A: There is no one experience. There are many. As assistant organist, listening to, learning from, and being inspired by Duane Prill and, before then, Marian Craighead, on a weekly basis are highlights. Working with wonderful choral directors such as Carl, Bill Weinert, and Roger Wilhelm, our soloists, and various choirs have also been highlights. And, of course, working with gifted senior ministers and a pastoral staff that understands and supports the important role of music within and outside our worship services is unusual and very gratifying.
Q: Do you have a favorite musical moment,
either here at Asbury First or elsewhere?
A: A favorite moment includes, but isn't limited to, Jeanne's and my wedding many years ago. We had an organ mini-recital as the prelude, played masterfully by Marian Craighead, and a full service with hymns, solos, and communion.
Q: What do you do when you're not at Asbury First?
A: My assistant organist role is one of two I have at Asbury First. I'm also the full time Church Administrator. So, much of my time is spent at and revolves around the Church. However,—and thankfully I have a home life—shared with my wife, Jeanne, and our two-year old beagle, Benson—a real joy. As time allows, I exercise, listen to music of all types (jazz and English choral music are favorites), prepare and eat fine food, ski, and travel. Also, and most importantly, I like to stay connected to and visit with my daughters.
Q: Tell us what's been helping you stay sane while sheltering at home:
A: Continuing to work—now from home a good part of the time—and staying connected to others via the tools of technology.
In celebration of our church’s 200th anniversary we are having Camp 1820 the first week in August.
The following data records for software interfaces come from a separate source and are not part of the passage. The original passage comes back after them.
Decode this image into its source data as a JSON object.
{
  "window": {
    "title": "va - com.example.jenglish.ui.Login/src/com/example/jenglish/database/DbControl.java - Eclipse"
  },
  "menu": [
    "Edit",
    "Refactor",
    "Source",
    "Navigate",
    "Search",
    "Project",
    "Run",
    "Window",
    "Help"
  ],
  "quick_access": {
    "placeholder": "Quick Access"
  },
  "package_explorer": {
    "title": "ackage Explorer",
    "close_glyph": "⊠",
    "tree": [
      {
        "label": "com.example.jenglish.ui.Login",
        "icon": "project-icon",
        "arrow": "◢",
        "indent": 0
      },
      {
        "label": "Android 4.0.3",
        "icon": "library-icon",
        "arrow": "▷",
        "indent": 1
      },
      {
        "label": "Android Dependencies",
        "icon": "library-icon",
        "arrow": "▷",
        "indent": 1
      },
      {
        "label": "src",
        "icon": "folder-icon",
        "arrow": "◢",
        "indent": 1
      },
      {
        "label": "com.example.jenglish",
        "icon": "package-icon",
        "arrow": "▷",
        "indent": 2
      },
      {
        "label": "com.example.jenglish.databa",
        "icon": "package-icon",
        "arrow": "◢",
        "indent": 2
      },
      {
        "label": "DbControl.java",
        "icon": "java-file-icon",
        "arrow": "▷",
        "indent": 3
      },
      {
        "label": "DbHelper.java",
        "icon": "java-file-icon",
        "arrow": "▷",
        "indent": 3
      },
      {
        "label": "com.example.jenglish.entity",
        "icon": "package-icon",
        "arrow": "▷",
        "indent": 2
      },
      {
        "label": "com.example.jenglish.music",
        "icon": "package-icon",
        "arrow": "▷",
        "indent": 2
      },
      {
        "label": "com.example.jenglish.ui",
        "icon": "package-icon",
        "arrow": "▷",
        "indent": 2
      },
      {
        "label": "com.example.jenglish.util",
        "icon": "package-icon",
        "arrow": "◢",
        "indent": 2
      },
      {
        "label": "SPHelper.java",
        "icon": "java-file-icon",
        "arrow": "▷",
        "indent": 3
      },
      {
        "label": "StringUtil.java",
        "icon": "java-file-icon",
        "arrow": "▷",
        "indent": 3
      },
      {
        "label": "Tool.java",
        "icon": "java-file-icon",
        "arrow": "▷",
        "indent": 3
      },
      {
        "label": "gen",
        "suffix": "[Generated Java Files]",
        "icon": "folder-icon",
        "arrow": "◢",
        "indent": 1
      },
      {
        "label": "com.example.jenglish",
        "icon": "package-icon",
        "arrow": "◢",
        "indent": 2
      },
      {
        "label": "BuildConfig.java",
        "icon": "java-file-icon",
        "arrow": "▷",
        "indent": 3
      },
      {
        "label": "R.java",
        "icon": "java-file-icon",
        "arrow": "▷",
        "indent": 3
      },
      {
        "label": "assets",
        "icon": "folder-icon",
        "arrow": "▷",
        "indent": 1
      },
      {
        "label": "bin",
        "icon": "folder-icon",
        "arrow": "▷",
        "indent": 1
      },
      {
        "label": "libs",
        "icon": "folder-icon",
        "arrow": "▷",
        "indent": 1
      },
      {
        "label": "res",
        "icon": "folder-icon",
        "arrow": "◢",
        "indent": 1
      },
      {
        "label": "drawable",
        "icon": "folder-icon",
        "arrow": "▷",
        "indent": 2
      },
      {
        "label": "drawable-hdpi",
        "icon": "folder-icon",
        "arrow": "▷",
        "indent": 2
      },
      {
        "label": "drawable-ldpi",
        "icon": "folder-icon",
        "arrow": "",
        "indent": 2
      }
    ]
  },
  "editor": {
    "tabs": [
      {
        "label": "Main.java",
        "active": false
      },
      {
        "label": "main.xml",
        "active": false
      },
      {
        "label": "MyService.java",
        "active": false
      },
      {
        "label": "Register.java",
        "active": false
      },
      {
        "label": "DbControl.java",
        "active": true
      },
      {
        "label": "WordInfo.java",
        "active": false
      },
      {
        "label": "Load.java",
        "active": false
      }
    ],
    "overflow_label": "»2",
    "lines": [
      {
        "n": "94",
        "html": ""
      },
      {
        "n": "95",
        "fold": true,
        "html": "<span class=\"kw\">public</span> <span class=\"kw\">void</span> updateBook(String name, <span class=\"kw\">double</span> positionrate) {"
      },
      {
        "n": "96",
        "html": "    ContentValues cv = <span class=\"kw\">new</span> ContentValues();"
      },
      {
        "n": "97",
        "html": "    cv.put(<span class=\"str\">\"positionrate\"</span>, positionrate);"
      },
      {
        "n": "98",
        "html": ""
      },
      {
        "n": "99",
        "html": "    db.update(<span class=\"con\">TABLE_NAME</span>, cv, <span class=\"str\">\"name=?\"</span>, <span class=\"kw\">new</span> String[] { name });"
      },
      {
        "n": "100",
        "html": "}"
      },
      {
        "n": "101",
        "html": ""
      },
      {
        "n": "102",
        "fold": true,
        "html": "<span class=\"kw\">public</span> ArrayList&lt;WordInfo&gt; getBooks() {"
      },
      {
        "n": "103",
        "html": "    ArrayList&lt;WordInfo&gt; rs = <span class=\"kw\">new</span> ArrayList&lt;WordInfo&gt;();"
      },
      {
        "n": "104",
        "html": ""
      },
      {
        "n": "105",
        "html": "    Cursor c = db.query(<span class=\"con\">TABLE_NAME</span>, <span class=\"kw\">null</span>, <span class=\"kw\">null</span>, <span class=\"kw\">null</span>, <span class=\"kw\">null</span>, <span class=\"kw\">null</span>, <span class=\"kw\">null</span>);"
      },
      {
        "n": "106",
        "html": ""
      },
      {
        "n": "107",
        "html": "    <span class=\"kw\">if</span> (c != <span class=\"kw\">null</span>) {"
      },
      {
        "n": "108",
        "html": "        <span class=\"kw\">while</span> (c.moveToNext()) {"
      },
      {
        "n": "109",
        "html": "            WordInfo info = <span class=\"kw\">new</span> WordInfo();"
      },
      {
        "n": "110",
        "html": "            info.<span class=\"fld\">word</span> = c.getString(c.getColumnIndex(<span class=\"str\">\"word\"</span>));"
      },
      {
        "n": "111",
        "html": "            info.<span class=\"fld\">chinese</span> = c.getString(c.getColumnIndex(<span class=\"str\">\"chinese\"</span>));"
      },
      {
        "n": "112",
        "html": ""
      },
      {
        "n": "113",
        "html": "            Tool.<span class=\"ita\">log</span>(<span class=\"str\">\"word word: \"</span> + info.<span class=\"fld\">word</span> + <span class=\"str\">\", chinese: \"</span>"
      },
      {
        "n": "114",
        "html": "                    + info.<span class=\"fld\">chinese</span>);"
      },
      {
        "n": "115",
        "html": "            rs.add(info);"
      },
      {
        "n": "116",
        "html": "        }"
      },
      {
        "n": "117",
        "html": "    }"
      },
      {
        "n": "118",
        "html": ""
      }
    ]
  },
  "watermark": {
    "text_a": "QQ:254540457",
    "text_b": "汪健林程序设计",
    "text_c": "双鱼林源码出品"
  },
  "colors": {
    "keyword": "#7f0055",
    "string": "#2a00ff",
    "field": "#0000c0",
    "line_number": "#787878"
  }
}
This will be an at-home family experience where we travel back to the 19th century. There will be period games, music and crafts. The big challenge for all is to see if your family can live like it’s the year 1820 for 18 hours and 20 minutes! On Tuesday, August 11 we will come together virtually on Zoom to share our collective experiences from the week.
We hope you will join in the fun!
VISIT WWW.ASBURYFIRST.ORG FOR MORE INFORMATION
Calling all families young and old!
By Jim Carter
Grocery Bag Ministry Continues with Emergency Responses
Our small Grocery Bag Ministry (GBM) crew continued to help out with emergency requests from our partners this last month. Recently, we were able to bring boxes of food, dozens of eggs, and a collection of our new frozen meals to our partner Mary Robinson of the Miracle Outreach Ministry, where she and her team would bag and distribute them. Then, we worked with Powerhouse Church and provided the same variety of supplies and bags to feed 60 families. Lastly, we were able to continue to help Cindy Malone and the Keeping Our Promise (KOP) Rochester team support the refugee program with eggs, potatoes and onions. Onions are harder to get at the moment, but a special shout out to Kevin Dattyhn at the Public Market for helping us locate them.
Left and above: The GBM crew donating boxes of food to our partner Mary Robinson of the Miracle Outreach Ministry.